Isn't that curious?  I mean, if I were an unbeliever, why should it bother me if someone else believed in God? I'm sure it also wouldn't bother me even if someone tried to persuade me to believe in God. It doesn't bother me now, for example, when people try to convince me there's a Big Foot. I listen politely but later I put it out of my mind. It's not so with atheists. They militantly brandish their unbelief and would bludgeon Christians with it if they could.

I think I know the reason why they speak so. They deny there's a God but their continued obsession belies their denial. They act like they don't care about the existence of God but, as George Jones said, I think they still care.


Todd Williams said...

I would agree that many atheists are like this. "The lady doth protest too much, methinks."

Anonymous said...

Like I said before: Love those types of post. Atheists can be really annoying sometimes...
Where's the tolerance towards others people beliefs? Faith has always been part of human nature.

I visit your blog every day.

God Bless!

Steven J. said...

On your own insistence, it matters considerably more whether God exists than whether Bigfoot, or even intelligent extraterrestrials, exist. Surely, on that ground alone, theism would be more worth arguing over than the existence and distribution of yetis.

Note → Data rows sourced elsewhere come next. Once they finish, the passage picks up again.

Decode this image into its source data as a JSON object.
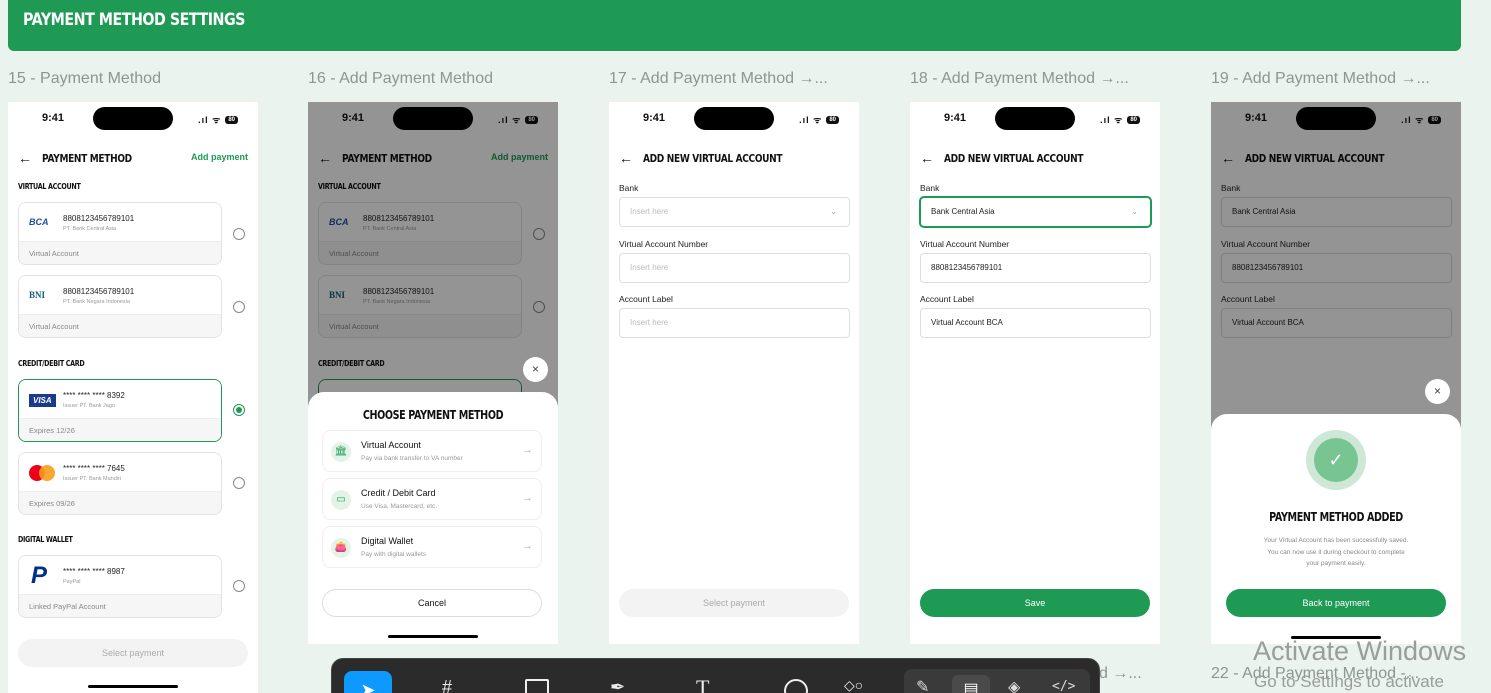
{
  "banner": {
    "title": "PAYMENT METHOD SETTINGS"
  },
  "frames": {
    "f15": {
      "label": "15 - Payment Method"
    },
    "f16": {
      "label": "16 - Add Payment Method"
    },
    "f17": {
      "label": "17 - Add Payment Method →..."
    },
    "f18": {
      "label": "18 - Add Payment Method →..."
    },
    "f19": {
      "label": "19 - Add Payment Method →..."
    },
    "f21": {
      "label": "d →..."
    },
    "f22": {
      "label": "22 - Add Payment Method -..."
    }
  },
  "status": {
    "time": "9:41",
    "signal": ".ıl ᯤ",
    "battery": "80"
  },
  "screen15": {
    "back": "←",
    "title": "PAYMENT METHOD",
    "action": "Add payment",
    "section_va": "VIRTUAL ACCOUNT",
    "section_card": "CREDIT/DEBIT CARD",
    "section_wallet": "DIGITAL WALLET",
    "cards": [
      {
        "logo": "BCA",
        "number": "8808123456789101",
        "sub": "PT. Bank Central Asia",
        "footer": "Virtual Account"
      },
      {
        "logo": "BNI",
        "number": "8808123456789101",
        "sub": "PT. Bank Negara Indonesia",
        "footer": "Virtual Account"
      },
      {
        "logo": "VISA",
        "number": "**** **** **** 8392",
        "sub": "Issuer PT. Bank Jago",
        "footer": "Expires 12/26"
      },
      {
        "logo": "mastercard",
        "number": "**** **** **** 7645",
        "sub": "Issuer PT. Bank Mandiri",
        "footer": "Expires 09/26"
      },
      {
        "logo": "P",
        "number": "**** **** **** 8987",
        "sub": "PayPal",
        "footer": "Linked PayPal Account"
      }
    ],
    "button": "Select payment"
  },
  "screen16": {
    "sheet_title": "CHOOSE PAYMENT METHOD",
    "close": "×",
    "options": [
      {
        "name": "Virtual Account",
        "desc": "Pay via bank transfer to VA number",
        "icon": "🏛"
      },
      {
        "name": "Credit / Debit Card",
        "desc": "Use Visa, Mastercard, etc.",
        "icon": "▭"
      },
      {
        "name": "Digital Wallet",
        "desc": "Pay with digital wallets",
        "icon": "👛"
      }
    ],
    "arrow": "→",
    "cancel": "Cancel"
  },
  "screen17": {
    "title": "ADD NEW VIRTUAL ACCOUNT",
    "bank_label": "Bank",
    "bank_placeholder": "Insert here",
    "va_label": "Virtual Account Number",
    "va_placeholder": "Insert here",
    "acc_label": "Account Label",
    "acc_placeholder": "Insert here",
    "button": "Select payment",
    "chevron": "⌄"
  },
  "screen18": {
    "title": "ADD NEW VIRTUAL ACCOUNT",
    "bank_label": "Bank",
    "bank_value": "Bank Central Asia",
    "va_label": "Virtual Account Number",
    "va_value": "8808123456789101",
    "acc_label": "Account Label",
    "acc_value": "Virtual Account BCA",
    "button": "Save"
  },
  "screen19": {
    "title": "ADD NEW VIRTUAL ACCOUNT",
    "success_title": "PAYMENT METHOD ADDED",
    "success_line1": "Your Virtual Account has been successfully saved.",
    "success_line2": "You can now use it during checkout to complete",
    "success_line3": "your payment easily.",
    "button": "Back to payment",
    "check": "✓"
  },
  "toolbar": {
    "tools": [
      "move-tool",
      "frame-tool",
      "rectangle-tool",
      "pen-tool",
      "text-tool",
      "ellipse-tool",
      "components-tool"
    ],
    "right_tools": [
      "draw-tool",
      "design-mode",
      "dev-mode",
      "code-tool"
    ]
  },
  "watermark": {
    "line1": "Activate Windows",
    "line2": "Go to Settings to activate"
  },
  "colors": {
    "brand_green": "#1e9a55",
    "background": "#eaf3ed"
  }
}
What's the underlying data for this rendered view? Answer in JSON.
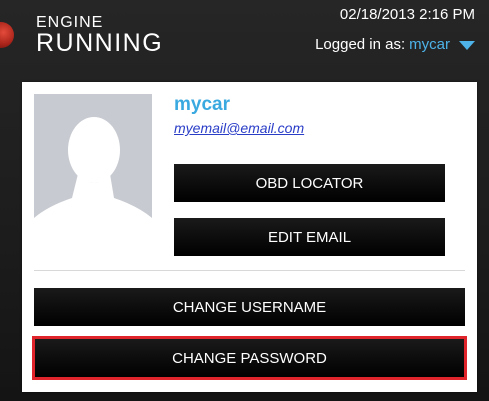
{
  "header": {
    "brand_top": "ENGINE",
    "brand_bottom": "RUNNING",
    "datetime": "02/18/2013 2:16 PM",
    "logged_in_prefix": "Logged in as:",
    "username": "mycar"
  },
  "profile": {
    "display_name": "mycar",
    "email": "myemail@email.com"
  },
  "buttons": {
    "obd_locator": "OBD LOCATOR",
    "edit_email": "EDIT EMAIL",
    "change_username": "CHANGE USERNAME",
    "change_password": "CHANGE PASSWORD"
  },
  "colors": {
    "accent_blue": "#4db3e8",
    "highlight_red": "#e0242b",
    "button_black": "#000000"
  },
  "icons": {
    "dropdown": "caret-down-icon",
    "avatar": "default-user-silhouette-icon"
  }
}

And then there are the political consequences of beliefs. For example, creationists want as much pseudoscience favoring their theology taught in science classes as they can get away with, for example; surely you can understand why we would wish to dissuade you from trying and others from cooperating with such attempts?

It would be almost trivial to adduce further examples. You can believe in Bigfoot and the Loch Ness monster, and this has pretty much no implications at all for your views on blasphemy laws, marriage laws, etc. Now, if a large number of people shared David Icke's belief that, e.g. Queen Elizabeth II and the Bush family are reptilian space aliens, that would presumably have important political consequences, so I suppose it is also relevant how widely a belief is shared to how reasonable it is to make a point of opposing it. I think we can agree that young-earth creationism is more widely-held than belief in an alien lizard conspiracy.